═══ Data to process ═══
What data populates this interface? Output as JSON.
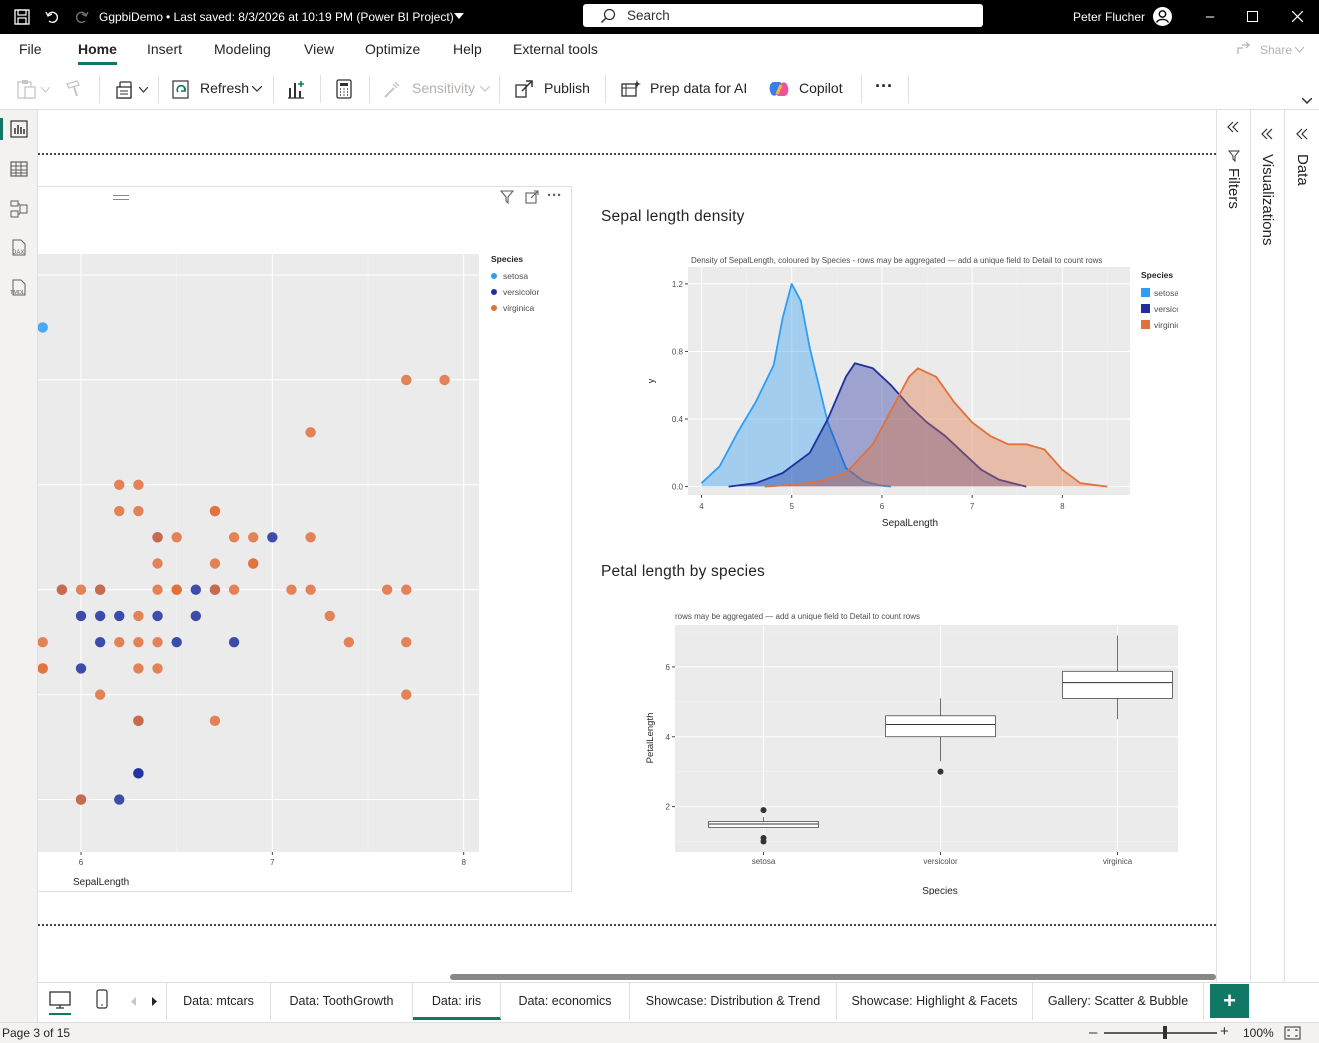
{
  "titlebar": {
    "doc": "GgpbiDemo",
    "saved": "• Last saved: 8/3/2026 at 10:19 PM (Power BI Project)",
    "search_placeholder": "Search",
    "user": "Peter Flucher"
  },
  "menu": {
    "items": [
      "File",
      "Home",
      "Insert",
      "Modeling",
      "View",
      "Optimize",
      "Help",
      "External tools"
    ],
    "share": "Share"
  },
  "ribbon": {
    "refresh": "Refresh",
    "sensitivity": "Sensitivity",
    "publish": "Publish",
    "prep": "Prep data for AI",
    "copilot": "Copilot",
    "more": "···"
  },
  "panes": {
    "filters": "Filters",
    "visualizations": "Visualizations",
    "data": "Data"
  },
  "left_rail": [
    "report-view-icon",
    "table-view-icon",
    "model-view-icon",
    "dax-query-icon",
    "tmdl-view-icon"
  ],
  "visual1": {
    "xlabel": "SepalLength",
    "legend_title": "Species",
    "legend": [
      "setosa",
      "versicolor",
      "virginica"
    ],
    "xticks": [
      "6",
      "7",
      "8"
    ]
  },
  "visual2": {
    "title": "Sepal length density",
    "subtitle": "Density of SepalLength, coloured by Species - rows may be aggregated — add a unique field to Detail to count rows",
    "xlabel": "SepalLength",
    "ylabel": "y",
    "legend_title": "Species",
    "legend": [
      "setosa",
      "versicolor",
      "virginica"
    ]
  },
  "visual3": {
    "title": "Petal length by species",
    "subtitle": "rows may be aggregated — add a unique field to Detail to count rows",
    "xlabel": "Species",
    "ylabel": "PetalLength"
  },
  "colors": {
    "setosa": "#2e9ef4",
    "versicolor": "#1f2fa0",
    "virginica": "#e2703c",
    "panel": "#ebebeb",
    "accent": "#117865"
  },
  "chart_data": [
    {
      "type": "scatter",
      "xlabel": "SepalLength",
      "xlim": [
        5.77,
        8.08
      ],
      "legend_title": "Species",
      "legend_position": "right",
      "series": [
        {
          "name": "setosa",
          "points": [
            [
              5.8,
              4.0
            ]
          ]
        },
        {
          "name": "versicolor",
          "points": [
            [
              6.0,
              2.2
            ],
            [
              6.0,
              2.7
            ],
            [
              6.0,
              2.9
            ],
            [
              6.1,
              2.8
            ],
            [
              6.1,
              2.9
            ],
            [
              6.1,
              3.0
            ],
            [
              6.2,
              2.2
            ],
            [
              6.2,
              2.9
            ],
            [
              6.3,
              2.3
            ],
            [
              6.3,
              2.5
            ],
            [
              6.4,
              2.9
            ],
            [
              6.5,
              2.8
            ],
            [
              6.6,
              2.9
            ],
            [
              6.6,
              3.0
            ],
            [
              6.7,
              3.0
            ],
            [
              6.8,
              2.8
            ],
            [
              7.0,
              3.2
            ],
            [
              5.9,
              3.0
            ],
            [
              6.4,
              3.2
            ],
            [
              6.3,
              2.3
            ]
          ]
        },
        {
          "name": "virginica",
          "points": [
            [
              6.3,
              3.3
            ],
            [
              5.8,
              2.7
            ],
            [
              7.1,
              3.0
            ],
            [
              6.3,
              2.9
            ],
            [
              6.5,
              3.0
            ],
            [
              7.6,
              3.0
            ],
            [
              7.3,
              2.9
            ],
            [
              6.7,
              2.5
            ],
            [
              7.2,
              3.6
            ],
            [
              6.5,
              3.2
            ],
            [
              6.4,
              2.7
            ],
            [
              6.8,
              3.0
            ],
            [
              5.8,
              2.8
            ],
            [
              6.4,
              3.2
            ],
            [
              6.5,
              3.0
            ],
            [
              7.7,
              3.8
            ],
            [
              7.7,
              2.6
            ],
            [
              6.0,
              2.2
            ],
            [
              6.9,
              3.2
            ],
            [
              7.7,
              2.8
            ],
            [
              6.3,
              2.7
            ],
            [
              6.7,
              3.3
            ],
            [
              7.2,
              3.2
            ],
            [
              6.2,
              2.8
            ],
            [
              6.1,
              3.0
            ],
            [
              6.4,
              2.8
            ],
            [
              7.2,
              3.0
            ],
            [
              7.4,
              2.8
            ],
            [
              7.9,
              3.8
            ],
            [
              6.3,
              2.8
            ],
            [
              6.1,
              2.6
            ],
            [
              7.7,
              3.0
            ],
            [
              6.3,
              3.4
            ],
            [
              6.4,
              3.1
            ],
            [
              6.0,
              3.0
            ],
            [
              6.9,
              3.1
            ],
            [
              6.7,
              3.1
            ],
            [
              6.9,
              3.1
            ],
            [
              5.8,
              2.7
            ],
            [
              6.8,
              3.2
            ],
            [
              6.7,
              3.3
            ],
            [
              6.7,
              3.0
            ],
            [
              6.3,
              2.5
            ],
            [
              6.5,
              3.0
            ],
            [
              6.2,
              3.4
            ],
            [
              5.9,
              3.0
            ],
            [
              6.2,
              3.3
            ],
            [
              6.4,
              3.0
            ]
          ]
        }
      ]
    },
    {
      "type": "area",
      "title": "Density of SepalLength, coloured by Species - rows may be aggregated — add a unique field to Detail to count rows",
      "xlabel": "SepalLength",
      "ylabel": "y",
      "xlim": [
        3.85,
        8.75
      ],
      "ylim": [
        -0.05,
        1.3
      ],
      "xticks": [
        4,
        5,
        6,
        7,
        8
      ],
      "yticks": [
        0.0,
        0.4,
        0.8,
        1.2
      ],
      "series": [
        {
          "name": "setosa",
          "x": [
            4.0,
            4.2,
            4.4,
            4.6,
            4.8,
            4.9,
            5.0,
            5.1,
            5.2,
            5.4,
            5.6,
            5.8,
            6.0,
            6.1
          ],
          "y": [
            0.02,
            0.12,
            0.32,
            0.5,
            0.72,
            1.0,
            1.2,
            1.1,
            0.82,
            0.38,
            0.11,
            0.03,
            0.005,
            0.0
          ]
        },
        {
          "name": "versicolor",
          "x": [
            4.3,
            4.6,
            4.9,
            5.2,
            5.4,
            5.6,
            5.7,
            5.9,
            6.1,
            6.3,
            6.5,
            6.7,
            6.9,
            7.1,
            7.3,
            7.6
          ],
          "y": [
            0.0,
            0.02,
            0.08,
            0.2,
            0.4,
            0.65,
            0.73,
            0.7,
            0.6,
            0.48,
            0.38,
            0.3,
            0.2,
            0.1,
            0.04,
            0.0
          ]
        },
        {
          "name": "virginica",
          "x": [
            4.7,
            5.0,
            5.3,
            5.6,
            5.9,
            6.1,
            6.3,
            6.4,
            6.6,
            6.8,
            7.0,
            7.2,
            7.4,
            7.6,
            7.8,
            8.0,
            8.2,
            8.5
          ],
          "y": [
            0.0,
            0.01,
            0.03,
            0.08,
            0.25,
            0.45,
            0.65,
            0.7,
            0.65,
            0.5,
            0.38,
            0.3,
            0.25,
            0.25,
            0.22,
            0.1,
            0.02,
            0.0
          ]
        }
      ]
    },
    {
      "type": "box",
      "title": "rows may be aggregated — add a unique field to Detail to count rows",
      "xlabel": "Species",
      "ylabel": "PetalLength",
      "ylim": [
        0.7,
        7.2
      ],
      "yticks": [
        2,
        4,
        6
      ],
      "categories": [
        "setosa",
        "versicolor",
        "virginica"
      ],
      "boxes": [
        {
          "min": 1.4,
          "q1": 1.4,
          "median": 1.5,
          "q3": 1.575,
          "max": 1.7,
          "outliers": [
            1.9,
            1.1,
            1.0
          ]
        },
        {
          "min": 3.3,
          "q1": 4.0,
          "median": 4.35,
          "q3": 4.6,
          "max": 5.1,
          "outliers": [
            3.0
          ]
        },
        {
          "min": 4.5,
          "q1": 5.1,
          "median": 5.55,
          "q3": 5.875,
          "max": 6.9,
          "outliers": []
        }
      ]
    }
  ],
  "tabs": [
    "Data: mtcars",
    "Data: ToothGrowth",
    "Data: iris",
    "Data: economics",
    "Showcase: Distribution & Trend",
    "Showcase: Highlight & Facets",
    "Gallery: Scatter & Bubble"
  ],
  "active_tab": "Data: iris",
  "status": {
    "page": "Page 3 of 15",
    "zoom": "100%",
    "zoom_level": 1.0
  }
}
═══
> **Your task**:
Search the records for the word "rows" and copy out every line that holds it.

> **Task answer**:
    "subtitle": "Density of SepalLength, coloured by Species - rows may be aggregated — add a unique field to Detail to count rows",
    "subtitle": "rows may be aggregated — add a unique field to Detail to count rows",
      "title": "Density of SepalLength, coloured by Species - rows may be aggregated — add a unique field to Detail to count rows",
      "title": "rows may be aggregated — add a unique field to Detail to count rows",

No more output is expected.